I sat up in the bed of the hostel where we'd stayed for the night close to the airport and sent a text to the two rooms beside mine asking if my adult sons were awake. Two of them had to be at the airport around 5:30am and I was surprised to find them both up already even though neither wanted to be there so early.
The 20 minute ride was quiet. Goodbyes are hard and my throat felt full. We got out and unloaded their bags and I hugged them. We prayed and I hugged them again and they walked away.
I got back into the truck and sat in the seat where Micah had just been and looked back to where Nik was sitting only moments before. The emptiness in the vehicle felt loud and oppressive but I sat without saying anything allowing myself to feel the grief of separation again. At this point, I know better than to wallow in it but I also know it's okay to recognize that saying goodbye hasn't gotten easier.
We spent the rest of the day with Alex since his flight was scheduled for 14 hours after theirs.
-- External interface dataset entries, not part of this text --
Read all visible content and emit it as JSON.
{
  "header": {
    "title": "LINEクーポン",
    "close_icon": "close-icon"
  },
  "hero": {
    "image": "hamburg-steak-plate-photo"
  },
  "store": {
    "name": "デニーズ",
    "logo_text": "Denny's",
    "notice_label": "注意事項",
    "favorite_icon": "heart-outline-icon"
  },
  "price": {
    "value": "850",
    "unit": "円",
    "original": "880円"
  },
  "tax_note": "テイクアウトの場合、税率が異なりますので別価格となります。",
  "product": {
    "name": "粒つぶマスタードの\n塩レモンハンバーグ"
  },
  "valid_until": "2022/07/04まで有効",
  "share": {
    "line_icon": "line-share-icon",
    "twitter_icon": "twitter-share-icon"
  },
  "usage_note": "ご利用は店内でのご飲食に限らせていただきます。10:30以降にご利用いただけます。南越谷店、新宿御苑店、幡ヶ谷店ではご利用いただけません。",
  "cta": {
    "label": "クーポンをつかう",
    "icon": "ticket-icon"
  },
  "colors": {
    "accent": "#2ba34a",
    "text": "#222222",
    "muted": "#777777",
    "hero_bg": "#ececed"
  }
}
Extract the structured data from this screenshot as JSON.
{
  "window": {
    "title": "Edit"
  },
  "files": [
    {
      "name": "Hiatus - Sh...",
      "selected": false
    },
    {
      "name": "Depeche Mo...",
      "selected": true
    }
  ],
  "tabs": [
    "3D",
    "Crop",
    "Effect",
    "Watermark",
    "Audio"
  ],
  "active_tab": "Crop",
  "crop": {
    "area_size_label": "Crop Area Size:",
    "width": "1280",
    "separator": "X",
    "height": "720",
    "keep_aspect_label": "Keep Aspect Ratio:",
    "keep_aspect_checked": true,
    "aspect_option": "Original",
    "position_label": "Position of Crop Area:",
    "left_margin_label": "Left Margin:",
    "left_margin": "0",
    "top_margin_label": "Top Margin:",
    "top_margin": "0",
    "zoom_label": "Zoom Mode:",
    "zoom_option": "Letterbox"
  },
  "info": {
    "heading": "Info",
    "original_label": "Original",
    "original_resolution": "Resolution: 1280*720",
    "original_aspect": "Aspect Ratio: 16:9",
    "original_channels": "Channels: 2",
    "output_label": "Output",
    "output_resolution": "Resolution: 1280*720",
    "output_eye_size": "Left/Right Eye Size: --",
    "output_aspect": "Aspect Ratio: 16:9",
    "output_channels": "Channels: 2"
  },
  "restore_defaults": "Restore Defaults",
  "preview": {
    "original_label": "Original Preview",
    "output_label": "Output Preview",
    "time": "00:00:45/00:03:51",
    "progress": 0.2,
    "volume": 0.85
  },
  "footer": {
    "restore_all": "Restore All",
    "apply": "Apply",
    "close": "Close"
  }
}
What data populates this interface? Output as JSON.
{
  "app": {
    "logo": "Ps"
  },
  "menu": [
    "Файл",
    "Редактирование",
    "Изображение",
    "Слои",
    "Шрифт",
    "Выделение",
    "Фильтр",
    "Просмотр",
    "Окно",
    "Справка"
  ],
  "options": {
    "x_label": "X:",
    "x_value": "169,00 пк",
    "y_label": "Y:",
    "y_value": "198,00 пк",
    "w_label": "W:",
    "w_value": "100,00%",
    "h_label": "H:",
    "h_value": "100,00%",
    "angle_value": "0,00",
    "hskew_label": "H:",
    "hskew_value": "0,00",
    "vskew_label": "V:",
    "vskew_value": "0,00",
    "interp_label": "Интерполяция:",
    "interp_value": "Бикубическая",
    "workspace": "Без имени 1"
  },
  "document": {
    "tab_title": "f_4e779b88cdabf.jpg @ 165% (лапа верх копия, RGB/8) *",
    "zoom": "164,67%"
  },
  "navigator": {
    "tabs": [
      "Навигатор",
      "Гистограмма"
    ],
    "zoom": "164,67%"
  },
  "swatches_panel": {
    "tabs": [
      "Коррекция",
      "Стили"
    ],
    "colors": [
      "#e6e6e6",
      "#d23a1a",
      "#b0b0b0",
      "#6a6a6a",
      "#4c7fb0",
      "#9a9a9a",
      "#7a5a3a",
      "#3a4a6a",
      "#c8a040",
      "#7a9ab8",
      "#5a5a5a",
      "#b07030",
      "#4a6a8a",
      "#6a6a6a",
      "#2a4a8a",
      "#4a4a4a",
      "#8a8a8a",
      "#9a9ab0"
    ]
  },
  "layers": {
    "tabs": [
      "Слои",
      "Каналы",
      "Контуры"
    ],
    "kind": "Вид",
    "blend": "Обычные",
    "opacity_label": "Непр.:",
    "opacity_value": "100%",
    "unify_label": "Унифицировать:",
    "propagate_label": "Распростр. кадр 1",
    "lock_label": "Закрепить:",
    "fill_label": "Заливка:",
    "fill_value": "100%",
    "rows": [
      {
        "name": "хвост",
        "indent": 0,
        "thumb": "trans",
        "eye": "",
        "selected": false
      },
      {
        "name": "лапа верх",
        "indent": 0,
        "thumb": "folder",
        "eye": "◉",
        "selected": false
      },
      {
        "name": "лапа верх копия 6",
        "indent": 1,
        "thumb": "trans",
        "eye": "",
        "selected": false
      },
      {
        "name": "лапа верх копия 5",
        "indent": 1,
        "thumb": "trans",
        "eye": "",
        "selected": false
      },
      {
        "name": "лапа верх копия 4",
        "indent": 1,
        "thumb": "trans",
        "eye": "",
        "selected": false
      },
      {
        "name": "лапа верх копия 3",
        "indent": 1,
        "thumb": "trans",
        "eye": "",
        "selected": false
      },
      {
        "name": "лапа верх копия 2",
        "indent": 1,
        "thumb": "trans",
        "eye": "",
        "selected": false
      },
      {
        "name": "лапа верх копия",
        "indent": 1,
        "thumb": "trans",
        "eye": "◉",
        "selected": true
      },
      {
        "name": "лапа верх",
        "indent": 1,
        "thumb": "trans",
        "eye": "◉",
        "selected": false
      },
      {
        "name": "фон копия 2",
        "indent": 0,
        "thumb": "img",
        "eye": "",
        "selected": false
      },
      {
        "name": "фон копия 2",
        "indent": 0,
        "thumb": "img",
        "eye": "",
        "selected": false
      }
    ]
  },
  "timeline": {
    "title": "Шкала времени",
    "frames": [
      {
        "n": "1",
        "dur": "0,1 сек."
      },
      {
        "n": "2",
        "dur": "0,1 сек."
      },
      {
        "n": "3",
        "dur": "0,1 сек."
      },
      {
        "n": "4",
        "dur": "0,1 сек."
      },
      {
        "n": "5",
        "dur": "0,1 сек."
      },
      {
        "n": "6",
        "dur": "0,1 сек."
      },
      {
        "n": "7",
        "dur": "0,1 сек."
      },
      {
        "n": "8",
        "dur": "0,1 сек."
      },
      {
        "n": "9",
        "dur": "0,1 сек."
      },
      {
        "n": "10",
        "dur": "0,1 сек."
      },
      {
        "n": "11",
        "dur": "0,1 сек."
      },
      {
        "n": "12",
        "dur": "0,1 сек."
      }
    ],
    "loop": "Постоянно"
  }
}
It was a lot like slowly pulling a bandaid off. I loved just having him there with us but the rawness of knowing the whole day was sort of a prolonged pathway to parting made it difficult.
All day I kept sensing God telling me to think back over the month and be thankful. To remember all the time and energy the boys invested in the visit. From helping with homework to playing ball to motorbike rides and bedtime stories ... it all added up to so much for which to be grateful. The difficult part is not having a clue when we'll be together again. C@vid has us all a little gunshy, I think, that maybe somehow travel will again be impossible and months will turn into years. God keeps reminding me the future isn't our business or He'd show it to us and so worrying over it is outside our jurisdiction.
Our boys came an loved right alongside us. They opened themselves up and found our Thai children eager to receive what they had to offer. They made a mark and now they've left a hole.
As I finish writing this we're driving away from the airport for the second, and final time today. Alex's seat now sits empty, as well, and our truck is filled with the tears and sniffles of little boys who weren't ready to let go of their big brothers.
I'm letting myself join them in crying without shame or guilt. But I'm also remaining intentionally aware of the undeserved blessing of having an entire month with my whole family together ... all 33 kids were in one place and that's not something that can be passed over without gratitude.
Surrendering to God's plan for our lives isn't without some pain in the short-term but there is absolutely no way to outgive Him.
Most of the time we just fail to notice the deposits of blessing He leaves in our account.